Task prompt:
Would you output all the lines below precisely as they stand, leaving each picture out?
-- Dataset records follows --
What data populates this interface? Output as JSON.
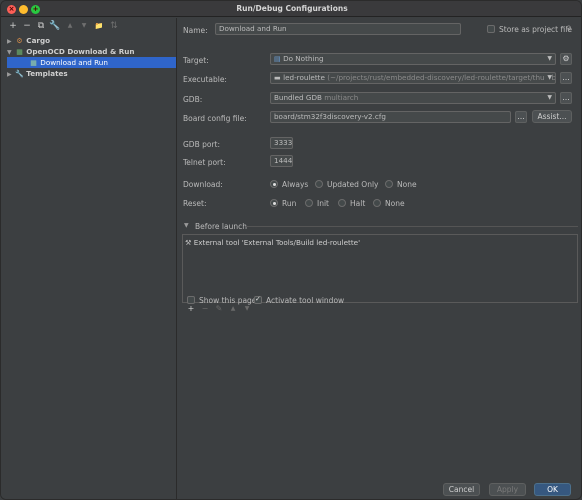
{
  "window": {
    "title": "Run/Debug Configurations"
  },
  "toolbar": {
    "add": "+",
    "remove": "−",
    "copy": "⧉",
    "settings": "🔧",
    "up": "▲",
    "down": "▼",
    "folder": "📁",
    "sort": "⇅"
  },
  "tree": {
    "cargo": "Cargo",
    "openocd": "OpenOCD Download & Run",
    "download_run": "Download and Run",
    "templates": "Templates"
  },
  "form": {
    "name_label": "Name:",
    "name_value": "Download and Run",
    "store_label": "Store as project file",
    "target_label": "Target:",
    "target_value": "Do Nothing",
    "executable_label": "Executable:",
    "executable_name": "led-roulette",
    "executable_path": "(~/projects/rust/embedded-discovery/led-roulette/target/thumbv",
    "gdb_label": "GDB:",
    "gdb_value": "Bundled GDB",
    "gdb_hint": "multiarch",
    "board_label": "Board config file:",
    "board_value": "board/stm32f3discovery-v2.cfg",
    "assist_label": "Assist...",
    "ellipsis": "...",
    "gdb_port_label": "GDB port:",
    "gdb_port_value": "3333",
    "telnet_port_label": "Telnet port:",
    "telnet_port_value": "1444",
    "download_label": "Download:",
    "download_options": [
      "Always",
      "Updated Only",
      "None"
    ],
    "reset_label": "Reset:",
    "reset_options": [
      "Run",
      "Init",
      "Halt",
      "None"
    ]
  },
  "before_launch": {
    "header": "Before launch",
    "item": "External tool 'External Tools/Build led-roulette'",
    "show_page": "Show this page",
    "activate_tool": "Activate tool window"
  },
  "footer": {
    "help": "?",
    "cancel": "Cancel",
    "apply": "Apply",
    "ok": "OK"
  },
  "colors": {
    "accent": "#2f65ca",
    "primary_button": "#365880",
    "background": "#3c3f41"
  }
}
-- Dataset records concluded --
Completed task:
What data populates this interface? Output as JSON.
{
  "window": {
    "title": "Run/Debug Configurations"
  },
  "toolbar": {
    "add": "+",
    "remove": "−",
    "copy": "⧉",
    "settings": "🔧",
    "up": "▲",
    "down": "▼",
    "folder": "📁",
    "sort": "⇅"
  },
  "tree": {
    "cargo": "Cargo",
    "openocd": "OpenOCD Download & Run",
    "download_run": "Download and Run",
    "templates": "Templates"
  },
  "form": {
    "name_label": "Name:",
    "name_value": "Download and Run",
    "store_label": "Store as project file",
    "target_label": "Target:",
    "target_value": "Do Nothing",
    "executable_label": "Executable:",
    "executable_name": "led-roulette",
    "executable_path": "(~/projects/rust/embedded-discovery/led-roulette/target/thumbv",
    "gdb_label": "GDB:",
    "gdb_value": "Bundled GDB",
    "gdb_hint": "multiarch",
    "board_label": "Board config file:",
    "board_value": "board/stm32f3discovery-v2.cfg",
    "assist_label": "Assist...",
    "ellipsis": "...",
    "gdb_port_label": "GDB port:",
    "gdb_port_value": "3333",
    "telnet_port_label": "Telnet port:",
    "telnet_port_value": "1444",
    "download_label": "Download:",
    "download_options": [
      "Always",
      "Updated Only",
      "None"
    ],
    "reset_label": "Reset:",
    "reset_options": [
      "Run",
      "Init",
      "Halt",
      "None"
    ]
  },
  "before_launch": {
    "header": "Before launch",
    "item": "External tool 'External Tools/Build led-roulette'",
    "show_page": "Show this page",
    "activate_tool": "Activate tool window"
  },
  "footer": {
    "help": "?",
    "cancel": "Cancel",
    "apply": "Apply",
    "ok": "OK"
  },
  "colors": {
    "accent": "#2f65ca",
    "primary_button": "#365880",
    "background": "#3c3f41"
  }
}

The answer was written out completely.